In the NHS/NHSII population, risk of MS decreased with increasing UA levels; a 1 mg/dL increase in UA was associated with an RR of 0.55 (95%CI 0.28, 1.10, p-value 0.09). An inverse association of similar magnitude was found when adjusting for BMI, smoking status, and blood pressure categories (RR 0.52, 95% CI 0.22, 1.20, p-value 0.13). In contrast, there was no evidence of a decline in MS risk with increasing serum UA in the KPNC population (RR for 1 mg/dL increase in urate: 1.10, 95% CI 0.78, 1.54, p-value 0.60); results were similar after adjusting for BMI, blood pressure categories, smoking status, and race (RR 1.36, 95% CI 0.87, 2.14, p-value 0.18). These associations remained non-significant after further adjustment for titers of IgG antibodies to EBNA. No significant association was found between tertile of serum UA and MS risk in either population (Table 2).

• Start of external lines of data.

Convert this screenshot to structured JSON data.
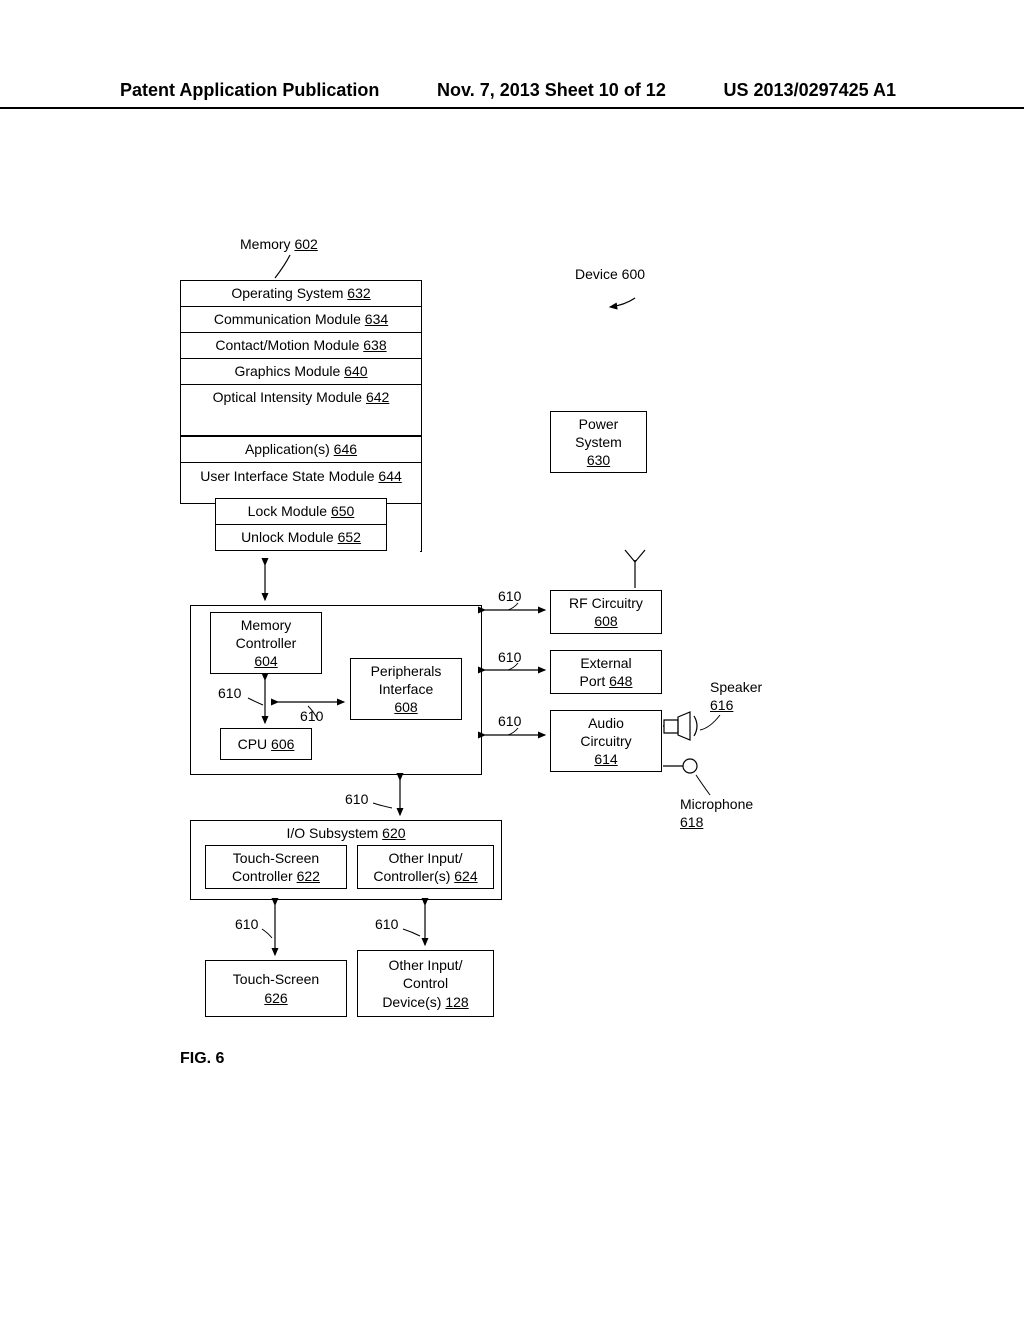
{
  "header": {
    "left": "Patent Application Publication",
    "center": "Nov. 7, 2013  Sheet 10 of 12",
    "right": "US 2013/0297425 A1"
  },
  "diagram": {
    "memory_label": "Memory",
    "memory_ref": "602",
    "device_label": "Device 600",
    "os": "Operating System",
    "os_ref": "632",
    "comm": "Communication Module",
    "comm_ref": "634",
    "contact": "Contact/Motion Module",
    "contact_ref": "638",
    "graphics": "Graphics Module",
    "graphics_ref": "640",
    "optical": "Optical Intensity Module",
    "optical_ref": "642",
    "apps": "Application(s)",
    "apps_ref": "646",
    "uistate": "User Interface State Module",
    "uistate_ref": "644",
    "lock": "Lock Module",
    "lock_ref": "650",
    "unlock": "Unlock Module",
    "unlock_ref": "652",
    "power": "Power",
    "power2": "System",
    "power_ref": "630",
    "memctrl": "Memory",
    "memctrl2": "Controller",
    "memctrl_ref": "604",
    "periph": "Peripherals",
    "periph2": "Interface",
    "periph_ref": "608",
    "rf": "RF Circuitry",
    "rf_ref": "608",
    "extport": "External",
    "extport2": "Port",
    "extport_ref": "648",
    "cpu": "CPU",
    "cpu_ref": "606",
    "audio": "Audio",
    "audio2": "Circuitry",
    "audio_ref": "614",
    "speaker": "Speaker",
    "speaker_ref": "616",
    "mic": "Microphone",
    "mic_ref": "618",
    "io": "I/O Subsystem",
    "io_ref": "620",
    "tsctrl": "Touch-Screen",
    "tsctrl2": "Controller",
    "tsctrl_ref": "622",
    "otherctrl": "Other Input/",
    "otherctrl2": "Controller(s)",
    "otherctrl_ref": "624",
    "ts": "Touch-Screen",
    "ts_ref": "626",
    "otherdev": "Other Input/",
    "otherdev2": "Control",
    "otherdev3": "Device(s)",
    "otherdev_ref": "128",
    "sig": "610",
    "fig": "FIG. 6"
  }
}
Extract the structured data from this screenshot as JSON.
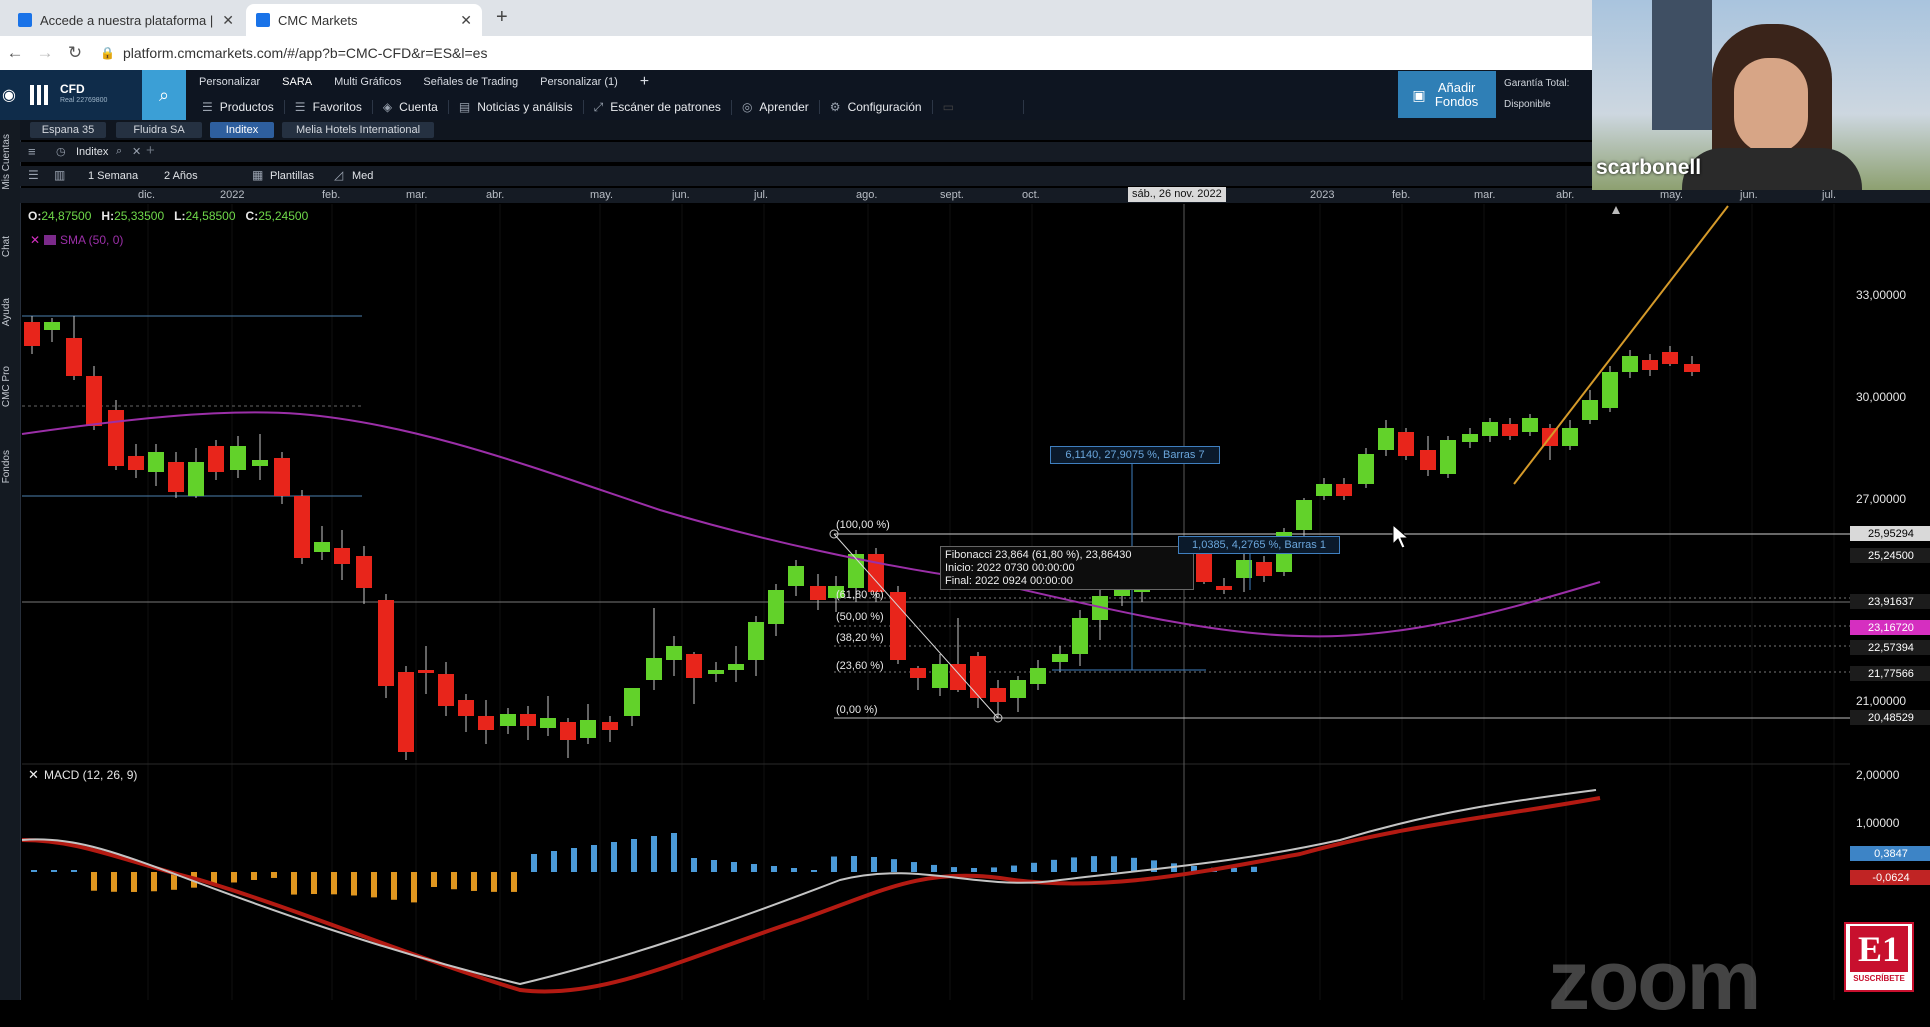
{
  "browser": {
    "tabs": [
      {
        "title": "Accede a nuestra plataforma | CM"
      },
      {
        "title": "CMC Markets"
      }
    ],
    "url": "platform.cmcmarkets.com/#/app?b=CMC-CFD&r=ES&l=es"
  },
  "app": {
    "account_type": "CFD",
    "account_sub": "Real 22769800",
    "top_links": [
      "Personalizar",
      "SARA",
      "Multi Gráficos",
      "Señales de Trading",
      "Personalizar (1)"
    ],
    "menu": [
      "Productos",
      "Favoritos",
      "Cuenta",
      "Noticias y análisis",
      "Escáner de patrones",
      "Aprender",
      "Configuración"
    ],
    "add_funds": "Añadir Fondos",
    "summary_labels": [
      "Garantía Total:",
      "Disponible"
    ],
    "sidebar": [
      "Mis Cuentas",
      "Chat",
      "Ayuda",
      "CMC Pro",
      "Fondos"
    ],
    "instrument_tabs": [
      "Espana 35",
      "Fluidra SA",
      "Inditex",
      "Melia Hotels International"
    ],
    "active_instrument": "Inditex",
    "chart_tab": "Inditex",
    "timeframe": "1 Semana",
    "range": "2 Años",
    "templates_btn": "Plantillas",
    "mode_btn": "Med"
  },
  "chart": {
    "date_labels": [
      "dic.",
      "2022",
      "feb.",
      "mar.",
      "abr.",
      "may.",
      "jun.",
      "jul.",
      "ago.",
      "sept.",
      "oct.",
      "2023",
      "feb.",
      "mar.",
      "abr.",
      "may.",
      "jun.",
      "jul."
    ],
    "crosshair_date": "sáb., 26 nov. 2022",
    "ohlc": {
      "O": "24,87500",
      "H": "25,33500",
      "L": "24,58500",
      "C": "25,24500"
    },
    "sma_label": "SMA (50, 0)",
    "price_labels": [
      "33,00000",
      "30,00000",
      "27,00000",
      "21,00000"
    ],
    "price_boxes": [
      {
        "text": "25,95294",
        "bg": "#d9d9d9",
        "fg": "#000000"
      },
      {
        "text": "25,24500",
        "bg": "#1c1c1c",
        "fg": "#ffffff"
      },
      {
        "text": "23,91637",
        "bg": "#1c1c1c",
        "fg": "#ffffff"
      },
      {
        "text": "23,16720",
        "bg": "#d52fc0",
        "fg": "#ffffff"
      },
      {
        "text": "22,57394",
        "bg": "#1c1c1c",
        "fg": "#ffffff"
      },
      {
        "text": "21,77566",
        "bg": "#1c1c1c",
        "fg": "#ffffff"
      },
      {
        "text": "20,48529",
        "bg": "#1c1c1c",
        "fg": "#ffffff"
      }
    ],
    "fib_levels": [
      "(100,00 %)",
      "(61,80 %)",
      "(50,00 %)",
      "(38,20 %)",
      "(23,60 %)",
      "(0,00 %)"
    ],
    "fib_tooltip": [
      "Fibonacci 23,864 (61,80 %), 23,86430",
      "Inicio: 2022 0730 00:00:00",
      "Final: 2022 0924 00:00:00"
    ],
    "measure1": "6,1140, 27,9075 %, Barras 7",
    "measure2": "1,0385, 4,2765 %, Barras 1",
    "macd_label": "MACD (12, 26, 9)",
    "macd_price_labels": [
      "2,00000",
      "1,00000"
    ],
    "macd_boxes": [
      {
        "text": "0,3847",
        "bg": "#3d84c6"
      },
      {
        "text": "-0,0624",
        "bg": "#c02424"
      }
    ],
    "colors": {
      "up": "#62d22a",
      "down": "#e8251b",
      "sma": "#9b2fa8",
      "hist_up": "#4b9ad8",
      "hist_down": "#e0961f"
    }
  },
  "video": {
    "participant": "scarbonell",
    "brand": "zoom",
    "badge": "SUSCRÍBETE"
  }
}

The plot of the adjusted mean residuals of serum UA from KPNC MS cases shows increasing serum UA levels as years between serum collection and MS onset increases (p for trend 0.10)(Figure 1). Fluctuations between the mean serum UA concentrations of MS cases for the time intervals <1 years and 1–5years may be the result of small case numbers.
The results of this study suggest that serum UA is not a strong predictor of MS risk. In analyses including only MS cases with blood collected shortly before onset of MS, there was a trend toward a lower risk of MS among individuals with higher serum UA, but the association was not significant.
An important limitation of our study is that the KPNC is a retrospective cohort, where criteria for eligibility were met at the end of the follow up period, long after the recruitment and collection of blood samples. This study design is vulnerable to selection bias from differential loss to follow up. Specifically, individuals with severe MS could be more likely to be lost to follow-up, either because of death or because of loss of health insurance or change to a different health plan. If, as it has been suggested, 3,17 high levels of serum UA slow MS progression, individuals with high UA could be overrepresented among the cases, thus creating a spurious positive association between serum UA and MS risk.
Findings from case-control studies conducted on UA and MS, revealed an inverse association between serum UA concentrations and MS risk, but could not explore the temporal nature of this relationship and are thus subject to bias from reverse causality.2,3,8 The lack of association in our study between serum UA and MS risk, is consistent with the interpretation that the lower UA levels among individuals of MS are a consequence rather than a cause of the disease. A decrease in serum UA among individuals with MS could be the result of the scavenging activity of UA for peroxynitrite which is produced as a result of the inflammatory process that occurs in MS. It has been hypothesized that high levels of serum UA could be beneficial in patients with MS. 18 Our results do not address this hypothesis, which is currently being evaluated in randomized trials of inosine, a UA precursor.